As the talk went on, Dr. Loftus focused on two main topics, the concept of false memories and the possibility of their use to improve people’s lives. False memory does not seem to be all that farfetched to me. Unlike some people who would like to think otherwise, I am well aware that my recollection of events and details is often flawed in some way and my sister is always thrilled to point out such imperfections. When Dr. Loftus was talking about the so-called repressed memories that people were rediscovering or even the more benign “lost-in-the-mall” scenario implanted by researchers, it made a lot of sense to me. If you think back on your childhood, your life three years ago or even 3 months ago, there are going to be gaps which could be molded into false memories. For example, you can probably remember your address from when you were eight as well who you were living with, where you went to school, and possibly a friend or two, but you would be hard-pressed to name every student in your class or what your favorite color was unless those things had exceptional importance at the time.
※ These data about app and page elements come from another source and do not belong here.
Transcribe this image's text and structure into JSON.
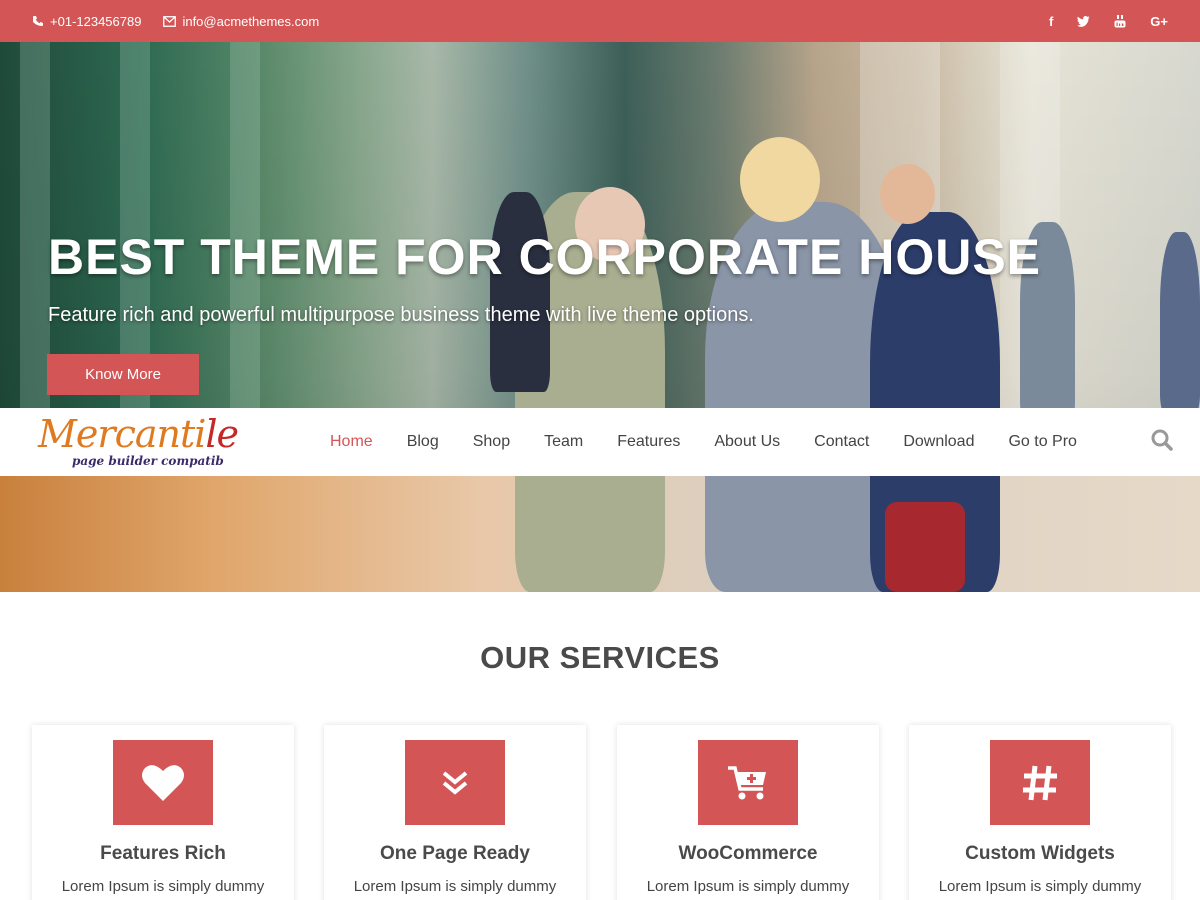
{
  "topbar": {
    "phone": "+01-123456789",
    "email": "info@acmethemes.com",
    "social": [
      {
        "icon": "facebook-icon",
        "glyph": "f"
      },
      {
        "icon": "twitter-icon",
        "glyph": "🐦"
      },
      {
        "icon": "youtube-icon",
        "glyph": "▶"
      },
      {
        "icon": "google-plus-icon",
        "glyph": "G+"
      }
    ]
  },
  "hero": {
    "title": "BEST THEME FOR CORPORATE HOUSE",
    "subtitle": "Feature rich and powerful multipurpose business theme with live theme options.",
    "button_label": "Know More"
  },
  "nav": {
    "logo_main": "Mercanti",
    "logo_tail": "le",
    "logo_tagline": "page builder compatib",
    "items": [
      {
        "label": "Home",
        "active": true
      },
      {
        "label": "Blog"
      },
      {
        "label": "Shop"
      },
      {
        "label": "Team"
      },
      {
        "label": "Features"
      },
      {
        "label": "About Us"
      },
      {
        "label": "Contact"
      },
      {
        "label": "Download"
      },
      {
        "label": "Go to Pro"
      }
    ]
  },
  "services": {
    "title": "OUR SERVICES",
    "cards": [
      {
        "icon": "heart-icon",
        "title": "Features Rich",
        "text": "Lorem Ipsum is simply dummy"
      },
      {
        "icon": "double-chevron-down-icon",
        "title": "One Page Ready",
        "text": "Lorem Ipsum is simply dummy"
      },
      {
        "icon": "cart-plus-icon",
        "title": "WooCommerce",
        "text": "Lorem Ipsum is simply dummy"
      },
      {
        "icon": "hashtag-icon",
        "title": "Custom Widgets",
        "text": "Lorem Ipsum is simply dummy"
      }
    ]
  },
  "colors": {
    "accent": "#d35555",
    "text": "#444444"
  }
}
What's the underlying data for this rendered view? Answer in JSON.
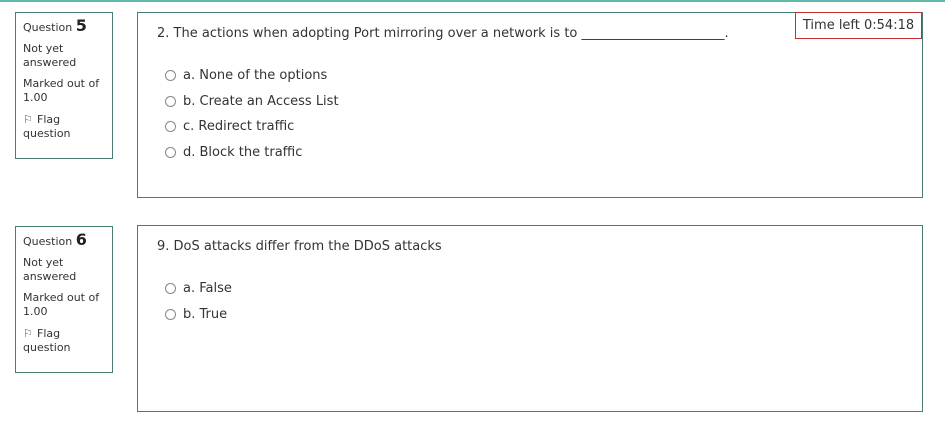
{
  "timer": {
    "label": "Time left 0:54:18"
  },
  "questions": [
    {
      "label": "Question",
      "number": "5",
      "state": "Not yet answered",
      "marks": "Marked out of 1.00",
      "flag_label": "Flag question",
      "text": "2. The actions when adopting Port mirroring over a network is to ______________________.",
      "options": [
        "a. None of the options",
        "b. Create an Access List",
        "c. Redirect traffic",
        "d. Block the traffic"
      ]
    },
    {
      "label": "Question",
      "number": "6",
      "state": "Not yet answered",
      "marks": "Marked out of 1.00",
      "flag_label": "Flag question",
      "text": "9. DoS attacks differ from the DDoS attacks",
      "options": [
        "a. False",
        "b. True"
      ]
    }
  ]
}
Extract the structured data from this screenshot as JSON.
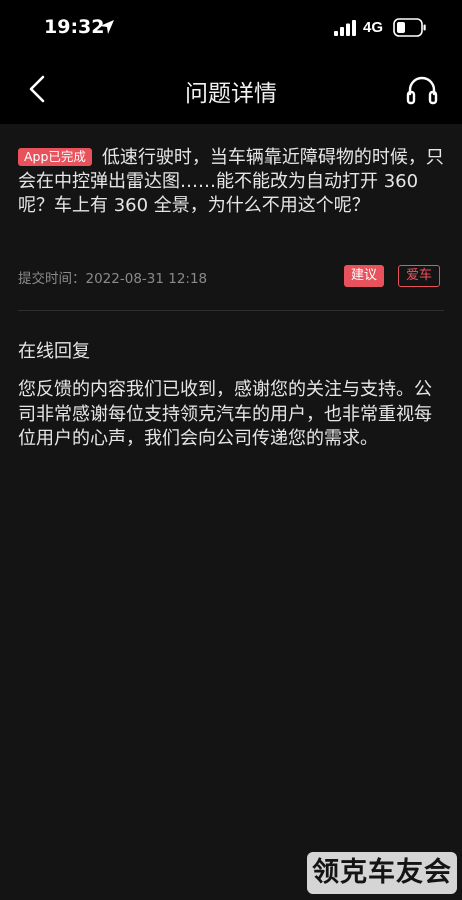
{
  "status_bar": {
    "time": "19:32",
    "network": "4G",
    "location_icon": "location-arrow-icon",
    "signal_icon": "cellular-signal-icon",
    "battery_icon": "battery-low-icon"
  },
  "nav": {
    "title": "问题详情",
    "back_icon": "chevron-left-icon",
    "service_icon": "headset-icon"
  },
  "question": {
    "status_badge": "App已完成",
    "text": "低速行驶时，当车辆靠近障碍物的时候，只会在中控弹出雷达图……能不能改为自动打开 360 呢？车上有 360 全景，为什么不用这个呢？",
    "submit_time_label": "提交时间：2022-08-31 12:18",
    "tags": [
      "建议",
      "爱车"
    ]
  },
  "reply": {
    "heading": "在线回复",
    "text": "您反馈的内容我们已收到，感谢您的关注与支持。公司非常感谢每位支持领克汽车的用户，也非常重视每位用户的心声，我们会向公司传递您的需求。"
  },
  "watermark": "领克车友会",
  "colors": {
    "background": "#141414",
    "header": "#000000",
    "accent": "#e8525c",
    "secondary_text": "#8a8a8a"
  }
}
It probably wouldn’t be all that difficult to convince you that you had a best friend named Charlie or that your favorite color was blue if I asked you the right questions. In regard to traumatic repressed memories, I think it’s safe to say that many people would think it would be hard to falsify something like that but I’m not so sure. I happen to be extremely jumpy and flinch violently around unexpected movement or uninitiated physical contact. A psychotherapist might suggest that I was abused as a child and even though that’s not the case, there is a possibility that with enough time and trust in the therapist, I would develop a false memory.
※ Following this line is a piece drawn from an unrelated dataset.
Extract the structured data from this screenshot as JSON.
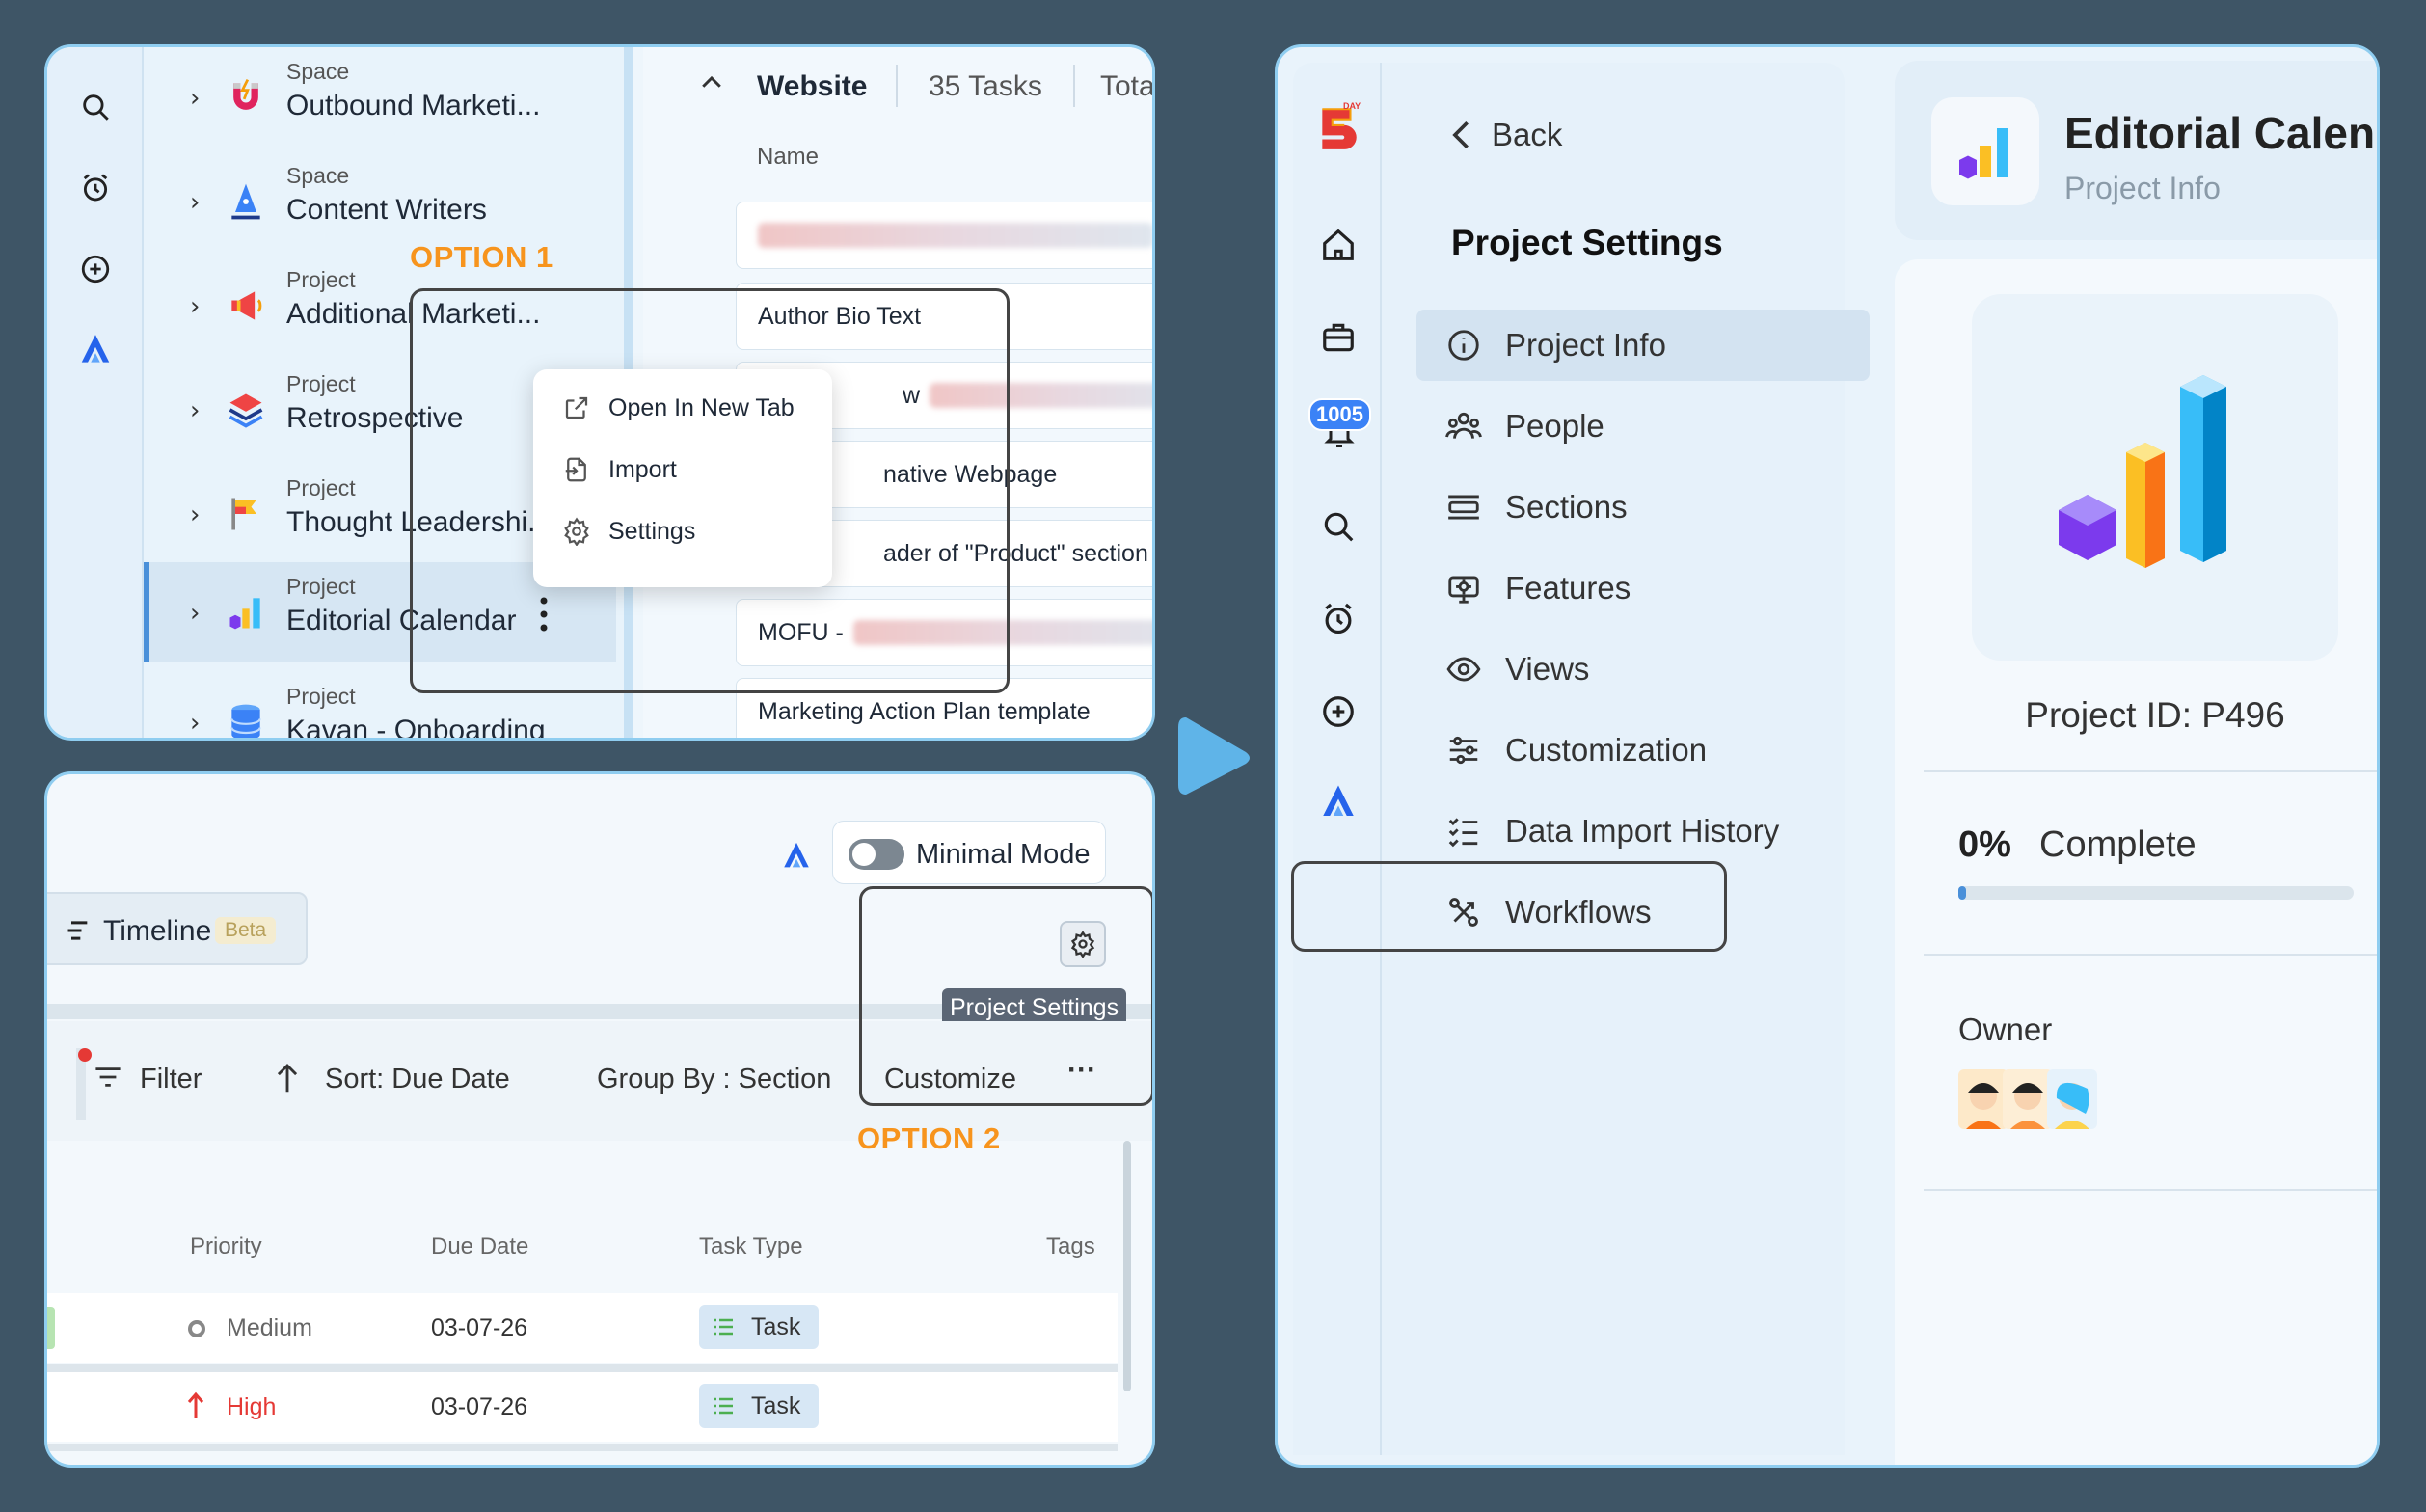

The possibilities of using false memories to benefit people would be limited I think. It’s difficult to consider the pros and cons when the viability of such a method is in question. In an ideal setting, there would certainly be some positive ways to use this research. To use Dr. Loftus’s example, you could convince obese children that they enjoyed certain healthy foods. In this same vein, you could convince the child that they disliked unhealthy foods and behaviors. This research could also be helpful in rehabilitating people with addictions by creating negative memories of the addictive substance. Unfortunately, the main issue with this is that you are compromising the free will of an individual and you run the risk of falling down a slippery slope. The core of our identities is our memory and it is ethically, if not morally, wrong to alter someone’s identity without consent and possibly even with consent. While I would like to believe that this would only be used to help people, there are certainly some bad actors in the world and they could use this in a lot of harmful ways. That being said, I would like to point out again that it probably wouldn’t be possible to radically alter someone’s memory without the use of an extensive regime of drugs and conditioning. While I can see how you could create negative memories that would act as a deterrent to certain foods, I myself avoid sweet and sour chicken after a juvenile bout of food poisoning, I think it would be hard to create “warm, fuzzy feelings” that would have a positive effect on behavior. I don’t think that we generally attach certain feelings to food. We can associate feelings with situations that involve food such as family meals or dates, but I don’t get a particular feeling when thinking about cabbage or provolone. In general I think we are driven by physical stimuli when it comes to food. We eat food that tastes good, not necessarily food that is attached to any specific memories. My family always has green bean casserole at thanksgiving and I’ve always enjoyed thanksgiving, but I’ve never liked that casserole. There’s something about the combination of sour cream and green beans that makes me want to gag. If I had a fond memory of ranch dressing, it wouldn’t make me want to eat it any more or less because my feelings on it are rooted in my sensory present. To wrap things up, I think the study of memory and, specifically, false memory is fascinating, but I am skeptical about our abilities to manipulate it to our whims.